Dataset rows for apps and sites
□ □ □ □

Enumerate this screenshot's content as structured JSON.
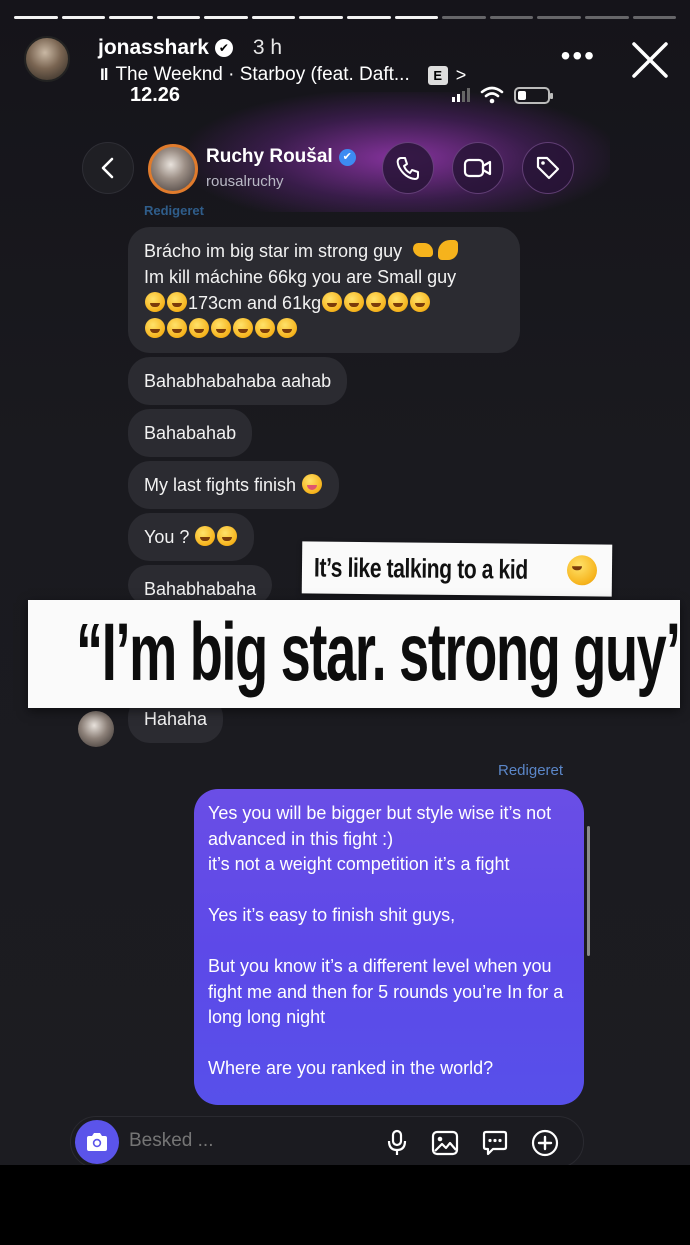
{
  "story": {
    "username": "jonasshark",
    "verified_mark": "✔",
    "time_ago": "3 h",
    "music": {
      "bars_glyph": "Il",
      "text": "The Weeknd · Starboy (feat. Daft...",
      "explicit_badge": "E",
      "chevron": ">"
    },
    "more_glyph": "•••",
    "progress_segments_total": 14,
    "progress_segments_done": 9
  },
  "status_bar": {
    "time": "12.26",
    "battery_level": 0.25
  },
  "chat": {
    "contact_name": "Ruchy Roušal",
    "verified_mark": "✔",
    "contact_handle": "rousalruchy",
    "edited_ghost": "Redigeret",
    "messages_incoming": [
      {
        "lines": [
          "Brácho im big star im strong guy 🤏💪",
          "Im kill máchine 66kg you are Small guy",
          "🤣🤣173cm and 61kg🤣🤣🤣🤣🤣",
          "🤣🤣🤣🤣🤣🤣🤣"
        ]
      },
      {
        "text": "Bahabhabahaba aahab"
      },
      {
        "text": "Bahabahab"
      },
      {
        "text": "My last fights finish 😝"
      },
      {
        "text": "You ? 🤣🤣"
      },
      {
        "text": "Bahabhabaha"
      },
      {
        "text": "Hahaha"
      }
    ],
    "edited_label": "Redigeret",
    "outgoing_message": "Yes you will be bigger but style wise it’s not advanced in this fight :)\n it’s not a weight competition it’s a fight\n\nYes it’s easy to finish shit guys,\n\nBut you know it’s a different level when you fight me and then for 5 rounds you’re In for a long long night\n\nWhere are you ranked in the world?",
    "composer_placeholder": "Besked ..."
  },
  "overlays": {
    "small_sticker": "It’s like talking to a kid",
    "big_quote": "“I’m big star. strong guy”"
  },
  "icons": {
    "close": "close-icon",
    "back": "chevron-left-icon",
    "call": "phone-icon",
    "video": "video-icon",
    "tag": "tag-icon",
    "camera": "camera-icon",
    "mic": "microphone-icon",
    "gallery": "image-icon",
    "sticker": "chat-sticker-icon",
    "add": "plus-circle-icon"
  },
  "colors": {
    "outgoing_bubble": "#5d49e8",
    "incoming_bubble": "#2b2b31",
    "verified_blue": "#3d8bf2",
    "edited_label": "#5b86c8",
    "avatar_ring": "#e07b2c"
  }
}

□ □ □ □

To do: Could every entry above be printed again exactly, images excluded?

Task solution:
Enumerate this screenshot's content as structured JSON.
{
  "story": {
    "username": "jonasshark",
    "verified_mark": "✔",
    "time_ago": "3 h",
    "music": {
      "bars_glyph": "Il",
      "text": "The Weeknd · Starboy (feat. Daft...",
      "explicit_badge": "E",
      "chevron": ">"
    },
    "more_glyph": "•••",
    "progress_segments_total": 14,
    "progress_segments_done": 9
  },
  "status_bar": {
    "time": "12.26",
    "battery_level": 0.25
  },
  "chat": {
    "contact_name": "Ruchy Roušal",
    "verified_mark": "✔",
    "contact_handle": "rousalruchy",
    "edited_ghost": "Redigeret",
    "messages_incoming": [
      {
        "lines": [
          "Brácho im big star im strong guy 🤏💪",
          "Im kill máchine 66kg you are Small guy",
          "🤣🤣173cm and 61kg🤣🤣🤣🤣🤣",
          "🤣🤣🤣🤣🤣🤣🤣"
        ]
      },
      {
        "text": "Bahabhabahaba aahab"
      },
      {
        "text": "Bahabahab"
      },
      {
        "text": "My last fights finish 😝"
      },
      {
        "text": "You ? 🤣🤣"
      },
      {
        "text": "Bahabhabaha"
      },
      {
        "text": "Hahaha"
      }
    ],
    "edited_label": "Redigeret",
    "outgoing_message": "Yes you will be bigger but style wise it’s not advanced in this fight :)\n it’s not a weight competition it’s a fight\n\nYes it’s easy to finish shit guys,\n\nBut you know it’s a different level when you fight me and then for 5 rounds you’re In for a long long night\n\nWhere are you ranked in the world?",
    "composer_placeholder": "Besked ..."
  },
  "overlays": {
    "small_sticker": "It’s like talking to a kid",
    "big_quote": "“I’m big star. strong guy”"
  },
  "icons": {
    "close": "close-icon",
    "back": "chevron-left-icon",
    "call": "phone-icon",
    "video": "video-icon",
    "tag": "tag-icon",
    "camera": "camera-icon",
    "mic": "microphone-icon",
    "gallery": "image-icon",
    "sticker": "chat-sticker-icon",
    "add": "plus-circle-icon"
  },
  "colors": {
    "outgoing_bubble": "#5d49e8",
    "incoming_bubble": "#2b2b31",
    "verified_blue": "#3d8bf2",
    "edited_label": "#5b86c8",
    "avatar_ring": "#e07b2c"
  }
}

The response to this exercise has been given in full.